I have decided that Austin is food blogger heaven :-)
First, the produce is significantly less expensive than it is in Massachusetts, probably because there is a much better selection of local, seasonal selections (and because the cost of living is generally lower). In the peak of July, zucchini and corn abound. Oh, and the TACOS! Everywhere you look, there’s a taco truck or a taqueria. In the grocery store (HEB is my new favorite place in the world!), there are fresh baked tortillas every day that are still warm when you put them in your cart. STILL WARM!
So with my zucchini, corn, and fresh tortillas (oh, and avocados the size of your head!), I made some healthy and delicious Zucchini and Corn Tacos with Fresh Guacamole! YUM.
These tacos are simple, very good for you, and plant-based. They have a bit of a kick to them but are still simple in flavor (the squash and the corn aren’t masked by too many spices) and are the perfect light and healthy summer lunch or dinner. AND, they take only 10 minutes to make!
First, dice the zucchini and cut the kernels from the corn (hold the corn vertically over a medium-sized bowl and run a knife, carefully, along the edge the cut the kernels off). Mix the zucchini and corn in the medium bowl with just a little bit of olive oil, salt, pepper, cumin, and cayenne pepper.
Saute the vegetables over medium-high heat. Don’t stir them too much- you want them to brown and char slightly to enhance the flavor.
Side note- keep an eye on them, and don’t cook for too long! Otherwise, the fresh corn will start flying from the skillet into the air like popcorn. Yes, this happened to me. The kitchen was a danger zone for a while there.
While the vegetables are cooking, make the guacamole. Guacamole is one of the easiest things in the world to make, and I have a couple of tricks to make it taste extra yummy. Just mash up two small (or one Texas-sized) avocados in a bowl and add some lime juice, salt, and pepper. That’s really all you need in a pinch, but I also add some fresh chopped red onion, cilantro, and some cumin and cayenne pepper to spice things up a bit.
That’s it! Top some tortillas with the zucchini and corn mixture, and dollop some guacamole on top. Add some cotija cheese, lime juice, and extra cilantro, if you want (I had leftovers of this amazing cheese from making Mexican risotto the other night, and I highly recommend you go buy some immediately).
So next time you have too much zucchini to know what to do with it all, or if you find yourself craving a lighter, healthier taco, try this super easy, fast, and delicious meal. Be creative with it- add some peppers and onions to the mix, or top with your usual taco fixings like crunchy lettuce or sour cream or hot sauce. You really can’t go wrong!

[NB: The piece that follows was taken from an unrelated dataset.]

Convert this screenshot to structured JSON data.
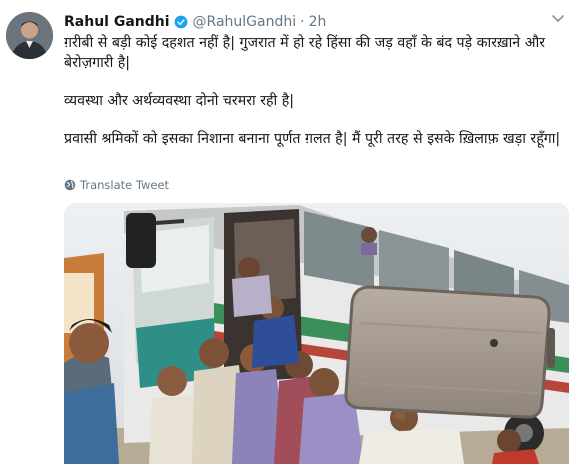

Zucchini and Corn Tacos with Fresh Guacamole
- 1 zucchini diced
- 2 ears corn kernels removed (or 2 cups frozen corn)
- 1 tablespoon extra-virgin olive oil

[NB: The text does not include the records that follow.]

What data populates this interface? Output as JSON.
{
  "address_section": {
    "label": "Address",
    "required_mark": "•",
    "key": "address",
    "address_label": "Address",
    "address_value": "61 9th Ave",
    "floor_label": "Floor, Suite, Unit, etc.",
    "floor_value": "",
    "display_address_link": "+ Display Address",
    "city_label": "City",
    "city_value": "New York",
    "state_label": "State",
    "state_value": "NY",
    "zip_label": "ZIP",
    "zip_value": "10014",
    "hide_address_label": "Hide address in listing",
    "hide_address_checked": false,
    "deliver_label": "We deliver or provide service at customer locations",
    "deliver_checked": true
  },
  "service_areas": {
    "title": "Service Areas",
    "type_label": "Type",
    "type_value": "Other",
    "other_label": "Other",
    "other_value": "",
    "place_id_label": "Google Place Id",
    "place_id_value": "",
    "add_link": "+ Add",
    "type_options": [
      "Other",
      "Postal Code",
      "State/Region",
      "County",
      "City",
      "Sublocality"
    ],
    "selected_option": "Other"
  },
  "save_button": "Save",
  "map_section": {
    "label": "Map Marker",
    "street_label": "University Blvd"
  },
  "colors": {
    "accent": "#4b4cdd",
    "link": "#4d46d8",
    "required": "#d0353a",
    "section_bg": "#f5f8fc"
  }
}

- 1 teaspoon cumin divided into 1/2 teaspoon portions
- cayenne pepper to taste
- kosher salt to taste
- black pepper to tate
- 1 large avocado or two small
- juice of one lime
- 2 tablespoons red onion finely chopped
- 2 tablespoons fresh cilantro finely chopped
- 8 tortillas corn or flour
- extra cilantro lime wedges, and cotija cheese, for serving (optional)
- Mix the corn and zucchini together in a bowl with the olive oil, 1/2 teaspoon cumin, pinch of cayenne pepper, and salt and pepper to taste. Sauté in a large skillet on medium-high for about 5 minutes, stirring occasionally (but not too frequently).
- Meanwhile, make the guacamole in a small bowl by mashing the avocado and combining with the lime juice, 1/2 teaspoon cumin, pinch of cayenne pepper, salt, pepper, onions, and cilantro.
- Warm the tortillas briefly in the microwave.
- When vegetables are browned, serve on top of the tortillas with a dollop of the guacamole and optional cilantro, lime wedges, and cotija cheese.
Nutrition Information Disclaimer
The provided nutrition information is my best estimate and does not include any added sodium from seasoning to taste, any optional ingredients, and it does not take brands into account. I use an automatic API to calculate this information. Feel free to calculate it yourself using one of these tools: